At line 9, the second stanza of the poem begins by setting up a new vision. The speaker takes the violence which has engulfed society as a sign that "the Second Coming is at hand." He imagines a sphinx in the desert, and we are meant to think that this mythical animal, rather than Christ, is what is coming to fulfill the prophecy from the Biblical . At line 18, the vision ends as "darkness drops again," but the speaker remains troubled.
Finally, at the end of the poem, the speaker asks a rhetorical question which really amounts to a prophecy that the beast is on its way to Bethlehem, the birthplace of Christ, to be born into the world.
West Africa is becoming the symbol of worldwide demographic,environmental, and societal stress, in which criminal anarchyemerges as the real "strategic" danger. Disease,overpopulation, unprovoked crime, scarcity of resources, refugeemigrations, the increasing erosion of nation-states andinternational borders, and the empowerment of private armies,security firms, and international drug cartels are now mosttellingly demonstrated through a West African prism.
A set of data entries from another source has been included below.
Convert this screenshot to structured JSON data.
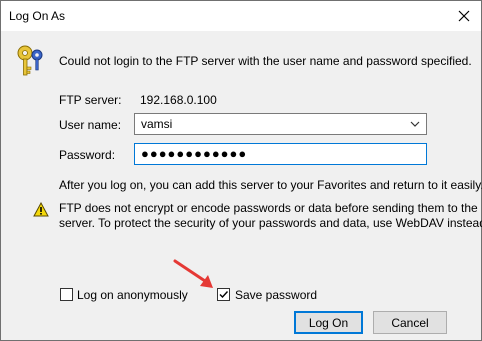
{
  "window": {
    "title": "Log On As"
  },
  "message": "Could not login to the FTP server with the user name and password specified.",
  "server": {
    "label": "FTP server:",
    "value": "192.168.0.100"
  },
  "username": {
    "label": "User name:",
    "value": "vamsi"
  },
  "password": {
    "label": "Password:",
    "masked": "●●●●●●●●●●●●"
  },
  "info": "After you log on, you can add this server to your Favorites and return to it easily.",
  "warning": {
    "line1": "FTP does not encrypt or encode passwords or data before sending them to the",
    "line2": "server.  To protect the security of your passwords and data, use WebDAV instead."
  },
  "options": {
    "anonymous_label": "Log on anonymously",
    "anonymous_checked": false,
    "save_password_label": "Save password",
    "save_password_checked": true
  },
  "buttons": {
    "logon": "Log On",
    "cancel": "Cancel"
  },
  "icons": {
    "keys": "keys-icon",
    "warning": "warning-icon",
    "close": "close-icon",
    "dropdown": "chevron-down-icon",
    "annotation": "red-arrow-annotation"
  },
  "colors": {
    "focus": "#0078d7",
    "annotation": "#e53935",
    "warning": "#f5d90a"
  }
}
West Africaprovides an appropriate introduction to the issues, oftenextremely unpleasant to discuss, that will soon confront ourcivilization. To remap the political earth the way it will be afew decades hence--as I intend to do in this article--I find Imust begin with West Africa.
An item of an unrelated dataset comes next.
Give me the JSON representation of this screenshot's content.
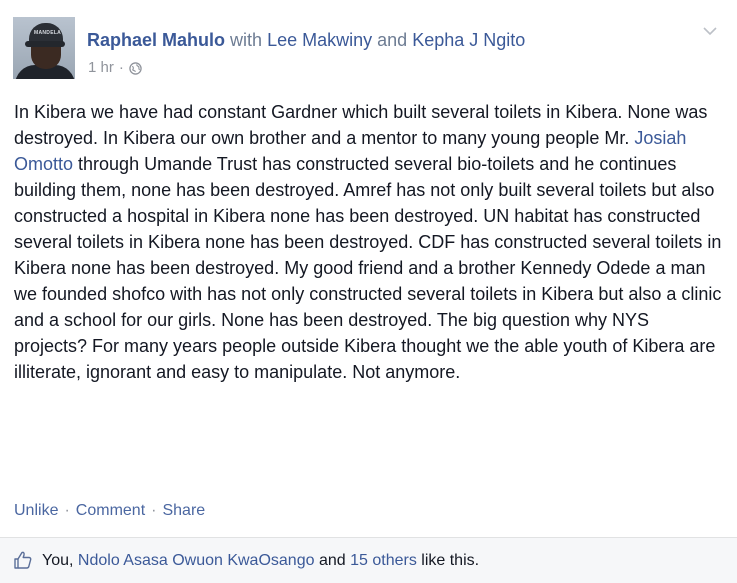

President Felix Houphouet-Boigny, who died last December atthe age of about ninety, left behind a weak cluster of politicalparties and a leaden bureaucracy that discourages foreigninvestment. Because the military is small and the non-Ivorianpopulation large, there is neither an obvious force to maintainorder nor a sense of nationhood that would lessen the need forsuch enforcement. The economy has been shrinking since themid-1980s. Though the French are working assiduously to preservestability, the Ivory Coast faces a possibility worse than a coup:an anarchic implosion of criminal violence--an urbanized versionof what has already happened in Somalia. Or it may become anAfrican Yugoslavia, but one without mini-states to replace thewhole.
In the aftermath of the Versailles Conference, Ho turned to socialist writings for inspiration, and to socialist and communist parties for support. Living in Paris, he read Vladimir Lenin’s “Thesis on the National and Colonial Questions” and came to the conclusion that “only Socialism and Communism can liberate the oppressed nations.” In 1920, Ho became a founding member of the French Communist Party. In the summer of that year, the Second Congress of the Communist International met in Petrograd and Moscow, and declared its support for anti-colonial revolutions, offering revolutionaries space for headquarters and limited funding. In 1930, Ho became a founding member of the Indochinese Communist Party.
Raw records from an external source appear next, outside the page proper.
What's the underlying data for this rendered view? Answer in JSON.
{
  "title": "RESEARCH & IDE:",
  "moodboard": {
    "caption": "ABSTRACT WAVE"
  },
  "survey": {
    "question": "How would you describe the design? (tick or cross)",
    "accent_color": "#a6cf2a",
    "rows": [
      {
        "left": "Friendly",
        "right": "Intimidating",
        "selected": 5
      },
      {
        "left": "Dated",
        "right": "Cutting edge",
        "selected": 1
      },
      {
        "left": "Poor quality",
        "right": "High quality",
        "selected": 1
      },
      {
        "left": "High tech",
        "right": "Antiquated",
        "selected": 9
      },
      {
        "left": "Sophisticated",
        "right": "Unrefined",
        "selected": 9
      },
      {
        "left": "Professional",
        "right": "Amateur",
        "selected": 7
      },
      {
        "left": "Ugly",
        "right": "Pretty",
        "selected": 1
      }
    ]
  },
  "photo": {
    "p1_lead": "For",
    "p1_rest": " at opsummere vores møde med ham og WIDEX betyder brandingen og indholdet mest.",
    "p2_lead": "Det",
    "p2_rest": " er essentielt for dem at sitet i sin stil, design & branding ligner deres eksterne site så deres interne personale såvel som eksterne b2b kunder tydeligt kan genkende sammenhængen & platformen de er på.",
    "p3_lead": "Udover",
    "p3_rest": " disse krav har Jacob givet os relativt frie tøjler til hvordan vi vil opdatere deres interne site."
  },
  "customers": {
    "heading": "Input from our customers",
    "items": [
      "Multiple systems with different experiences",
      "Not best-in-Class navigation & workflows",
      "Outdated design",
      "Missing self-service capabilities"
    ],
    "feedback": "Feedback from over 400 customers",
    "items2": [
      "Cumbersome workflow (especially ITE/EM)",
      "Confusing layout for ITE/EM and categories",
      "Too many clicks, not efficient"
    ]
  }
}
The general consensus among American historians is that the American War in Vietnam was a “mistake,” although interpretations differ as to what exactly this means. This essay takes the view that the ‘mistake” was a product of U.S. global ambitions and misperceptions that developed in the aftermath of World War II and were compounded over time. It probes deeply into the origins and nature of the war, making it a long article for a website (about 70,000 words), with about one-third devoted to the antiwar movement at home (Part IV). A half-century of excellent scholarship on the Vietnam War is drawn together and frequently cited in this essay.
"Think of a stretch limo in the potholed streets of NewYork City, where homeless beggars live. Inside the limo are theair-conditioned post-industrial regions of North America, Europe,the emerging Pacific Rim, and a few other isolated places, withtheir trade summitry and computer-information highways. Outsideis the rest of mankind, going in a completely differentdirection."
Copyright © 1994 by Robert Kaplan. All rightsreserved. The Atlantic Monthly; February 1994; The ComingAnarchy; Volume 273, No. 2; pages 44-76
“Executive Summary,” Report of the Select Committee on POW/MIA Affairs. United States Senate. 1993-01-13; and Appy, American Reckoning, p. 243. See also Franklin, M.I.A., or Mythmaking in America.